Fans of The Great British Baking Show, rejoice! Laura Gabbert’s documentary Ottolenghi and the Cakes of Versailles resembles an extended episode of the popular series, albeit with the world’s top pastry chefs as contestants and The Metropolitan Museum of Art serving as their stage. Which, you know, lowers the stakes a little. Those masters know exactly what they’re doing, after all. And they’re not really competing. Also, there’s no prize or real sense of accomplishment. Come to think of it, scratch my initial sentiment – even ardent fans of The Great British Baking Show are likely to be disappointed by the anticlimactic nature of the film.
When London-based chef Yotam Ottolenghi receives an invitation from The Met to create a cake for an event during their “Visitors to Versailles” exhibit, it’s an offer he can’t refuse.

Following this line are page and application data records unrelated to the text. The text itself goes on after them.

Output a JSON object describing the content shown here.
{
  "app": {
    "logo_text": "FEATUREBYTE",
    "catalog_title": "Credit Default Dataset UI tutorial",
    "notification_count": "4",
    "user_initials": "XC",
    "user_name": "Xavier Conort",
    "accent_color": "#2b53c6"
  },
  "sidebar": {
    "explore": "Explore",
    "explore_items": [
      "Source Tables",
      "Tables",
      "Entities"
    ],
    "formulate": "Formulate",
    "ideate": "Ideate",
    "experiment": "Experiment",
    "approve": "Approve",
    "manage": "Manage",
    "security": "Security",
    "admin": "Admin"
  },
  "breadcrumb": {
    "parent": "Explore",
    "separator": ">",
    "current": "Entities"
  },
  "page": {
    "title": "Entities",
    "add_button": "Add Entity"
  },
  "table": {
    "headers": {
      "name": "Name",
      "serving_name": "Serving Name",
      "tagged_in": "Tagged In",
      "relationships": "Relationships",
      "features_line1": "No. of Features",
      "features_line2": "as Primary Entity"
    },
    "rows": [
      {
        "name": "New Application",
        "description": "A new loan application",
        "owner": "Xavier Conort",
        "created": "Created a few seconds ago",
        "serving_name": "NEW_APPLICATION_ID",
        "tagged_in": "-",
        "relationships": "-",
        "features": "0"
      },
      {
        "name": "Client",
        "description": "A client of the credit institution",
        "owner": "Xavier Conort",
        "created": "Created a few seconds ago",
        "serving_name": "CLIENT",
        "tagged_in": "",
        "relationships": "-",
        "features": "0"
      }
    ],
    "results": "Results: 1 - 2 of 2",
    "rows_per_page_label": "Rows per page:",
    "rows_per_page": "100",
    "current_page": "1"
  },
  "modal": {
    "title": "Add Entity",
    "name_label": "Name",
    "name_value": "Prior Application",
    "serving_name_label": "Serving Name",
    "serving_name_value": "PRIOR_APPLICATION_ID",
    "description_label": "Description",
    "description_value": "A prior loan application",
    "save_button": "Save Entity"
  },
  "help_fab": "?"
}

He quickly assembles a team that includes French-American pastry chef Dominique Ansel; British duo Bompas & Parr, who create fine English jellies; Ukrainian baker Dinara Kasko, known for her 3-D-print-baking; Tunisian-born chef Ghaya Oliveira; and Singaporean pastry chef, Janice Wong. The Avengers got nothing on these badasses.
Gabbert follows Ottolenghi to the world-famous museum in New York, where Yotam thoughtfully studies paintings. She then travels with him to Versailles to get a true feel for its history – something with which historian Deborah Krohn helps considerably. The movie kicks into higher gear when the team gets together at The Met and begins the preparations.
“…London-based chef Yotam Ottolenghi receives an invitation from The Met to create a cake for an event…”
Ottolenghi and the Cakes of Versailles is well-shot, and the splendor of Versailles is vividly depicted. The chefs’ creations are inarguably marvelous, though I thought Ansel’s wing-beating swan was a bit too on-the-nose, bordering on vulgar. At the same time, Janice Wong’s edible contraption brought to mind Gaudi rather than someone like Louis Le Vau. But what do I know? I’m just a lowly peasant.
The biggest issue with the documentary is actually voiced by Yotam. When speaking of a painting that depicts fruit, he talks about how it connects us to our past via mere sight. His goal is to transport a person back centuries via taste. Folks are sadly deprived of experiencing that sense when watching Gabbert’s doc, which leaves pretty creations to marvel at. To me, that’s always been a factor in a competitive cooking reality show, but at least you’re rooting for (hopefully) relatable contestants throughout an extended period of time. At 75 minutes, Ottolenghi and the Cakes of Versailles goes down easily but lacks a distinctive flavor.
"…goes down easily, but lacks a distinctive flavor."